* **What is needed**
The response should consist of every line below, restated exactly, with no pictures.

[Entries from a dataset of interfaces]

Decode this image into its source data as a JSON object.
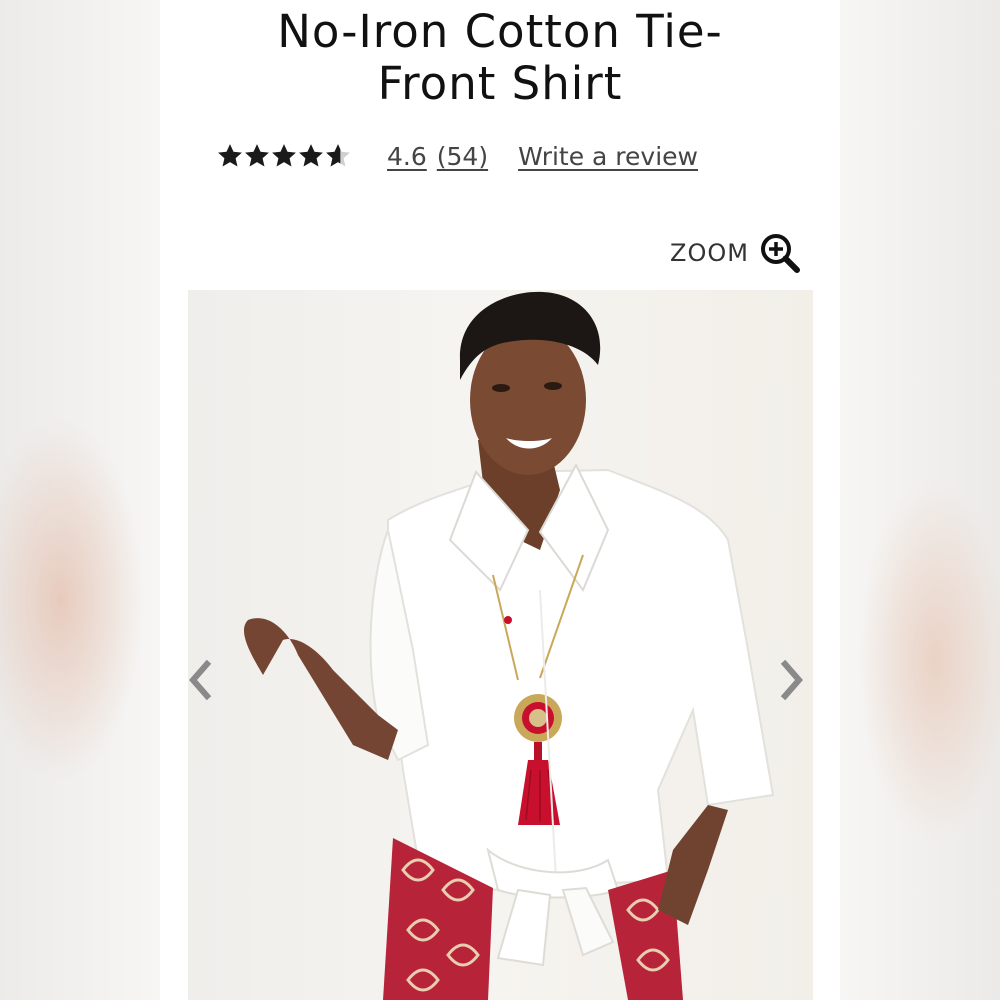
{
  "product": {
    "title_line1": "No-Iron Cotton Tie-",
    "title_line2": "Front Shirt"
  },
  "rating": {
    "value": "4.6",
    "count": "(54)",
    "stars_filled_fraction": 0.92,
    "write_review_label": "Write a review"
  },
  "zoom": {
    "label": "ZOOM",
    "icon": "zoom-in-magnifier-icon"
  },
  "gallery": {
    "image": "model-in-white-tie-front-shirt-with-red-tassel-necklace",
    "prev_icon": "chevron-left-icon",
    "next_icon": "chevron-right-icon"
  },
  "colors": {
    "text": "#111111",
    "link": "#444444",
    "arrow": "#8a8a8a",
    "accent_red": "#c8102e"
  }
}
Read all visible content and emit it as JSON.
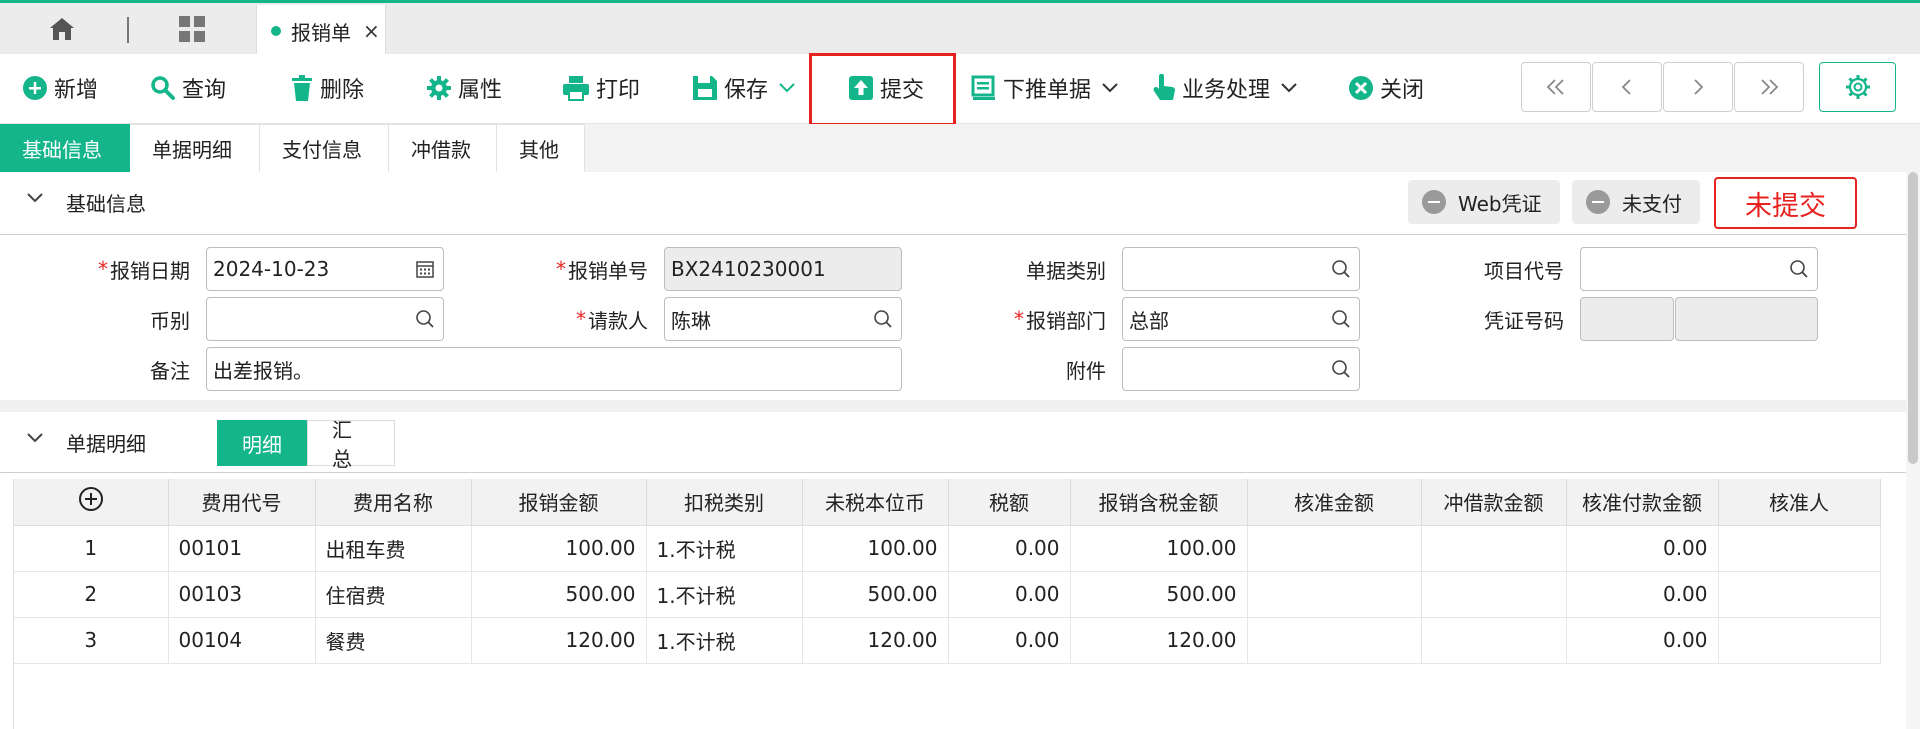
{
  "tabs": {
    "doc_title": "报销单",
    "close": "×"
  },
  "toolbar": {
    "new": "新增",
    "query": "查询",
    "delete": "删除",
    "attributes": "属性",
    "print": "打印",
    "save": "保存",
    "submit": "提交",
    "push_down": "下推单据",
    "business": "业务处理",
    "close": "关闭"
  },
  "nav": {
    "first": "«",
    "prev": "‹",
    "next": "›",
    "last": "»"
  },
  "section_tabs": [
    "基础信息",
    "单据明细",
    "支付信息",
    "冲借款",
    "其他"
  ],
  "basic": {
    "title": "基础信息",
    "web_voucher": "Web凭证",
    "unpaid": "未支付",
    "status": "未提交"
  },
  "form": {
    "req": "*",
    "date_label": "报销日期",
    "date_value": "2024-10-23",
    "no_label": "报销单号",
    "no_value": "BX2410230001",
    "category_label": "单据类别",
    "category_value": "",
    "project_label": "项目代号",
    "project_value": "",
    "currency_label": "币别",
    "currency_value": "",
    "requester_label": "请款人",
    "requester_value": "陈琳",
    "dept_label": "报销部门",
    "dept_value": "总部",
    "voucher_label": "凭证号码",
    "remark_label": "备注",
    "remark_value": "出差报销。",
    "attachment_label": "附件",
    "attachment_value": ""
  },
  "detail": {
    "title": "单据明细",
    "seg_detail": "明细",
    "seg_summary": "汇总",
    "columns": [
      "费用代号",
      "费用名称",
      "报销金额",
      "扣税类别",
      "未税本位币",
      "税额",
      "报销含税金额",
      "核准金额",
      "冲借款金额",
      "核准付款金额",
      "核准人"
    ],
    "rows": [
      [
        "1",
        "00101",
        "出租车费",
        "100.00",
        "1.不计税",
        "100.00",
        "0.00",
        "100.00",
        "",
        "",
        "0.00",
        ""
      ],
      [
        "2",
        "00103",
        "住宿费",
        "500.00",
        "1.不计税",
        "500.00",
        "0.00",
        "500.00",
        "",
        "",
        "0.00",
        ""
      ],
      [
        "3",
        "00104",
        "餐费",
        "120.00",
        "1.不计税",
        "120.00",
        "0.00",
        "120.00",
        "",
        "",
        "0.00",
        ""
      ]
    ]
  },
  "colors": {
    "accent": "#14b58b",
    "alert": "#e8231f"
  }
}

* **Exercise output**
Decode this image into its source data as a JSON object.
{
  "product": {
    "title_line1": "No-Iron Cotton Tie-",
    "title_line2": "Front Shirt"
  },
  "rating": {
    "value": "4.6",
    "count": "(54)",
    "stars_filled_fraction": 0.92,
    "write_review_label": "Write a review"
  },
  "zoom": {
    "label": "ZOOM",
    "icon": "zoom-in-magnifier-icon"
  },
  "gallery": {
    "image": "model-in-white-tie-front-shirt-with-red-tassel-necklace",
    "prev_icon": "chevron-left-icon",
    "next_icon": "chevron-right-icon"
  },
  "colors": {
    "text": "#111111",
    "link": "#444444",
    "arrow": "#8a8a8a",
    "accent_red": "#c8102e"
  }
}
Read all visible content and emit it as JSON.
{
  "tabs": {
    "doc_title": "报销单",
    "close": "×"
  },
  "toolbar": {
    "new": "新增",
    "query": "查询",
    "delete": "删除",
    "attributes": "属性",
    "print": "打印",
    "save": "保存",
    "submit": "提交",
    "push_down": "下推单据",
    "business": "业务处理",
    "close": "关闭"
  },
  "nav": {
    "first": "«",
    "prev": "‹",
    "next": "›",
    "last": "»"
  },
  "section_tabs": [
    "基础信息",
    "单据明细",
    "支付信息",
    "冲借款",
    "其他"
  ],
  "basic": {
    "title": "基础信息",
    "web_voucher": "Web凭证",
    "unpaid": "未支付",
    "status": "未提交"
  },
  "form": {
    "req": "*",
    "date_label": "报销日期",
    "date_value": "2024-10-23",
    "no_label": "报销单号",
    "no_value": "BX2410230001",
    "category_label": "单据类别",
    "category_value": "",
    "project_label": "项目代号",
    "project_value": "",
    "currency_label": "币别",
    "currency_value": "",
    "requester_label": "请款人",
    "requester_value": "陈琳",
    "dept_label": "报销部门",
    "dept_value": "总部",
    "voucher_label": "凭证号码",
    "remark_label": "备注",
    "remark_value": "出差报销。",
    "attachment_label": "附件",
    "attachment_value": ""
  },
  "detail": {
    "title": "单据明细",
    "seg_detail": "明细",
    "seg_summary": "汇总",
    "columns": [
      "费用代号",
      "费用名称",
      "报销金额",
      "扣税类别",
      "未税本位币",
      "税额",
      "报销含税金额",
      "核准金额",
      "冲借款金额",
      "核准付款金额",
      "核准人"
    ],
    "rows": [
      [
        "1",
        "00101",
        "出租车费",
        "100.00",
        "1.不计税",
        "100.00",
        "0.00",
        "100.00",
        "",
        "",
        "0.00",
        ""
      ],
      [
        "2",
        "00103",
        "住宿费",
        "500.00",
        "1.不计税",
        "500.00",
        "0.00",
        "500.00",
        "",
        "",
        "0.00",
        ""
      ],
      [
        "3",
        "00104",
        "餐费",
        "120.00",
        "1.不计税",
        "120.00",
        "0.00",
        "120.00",
        "",
        "",
        "0.00",
        ""
      ]
    ]
  },
  "colors": {
    "accent": "#14b58b",
    "alert": "#e8231f"
  }
}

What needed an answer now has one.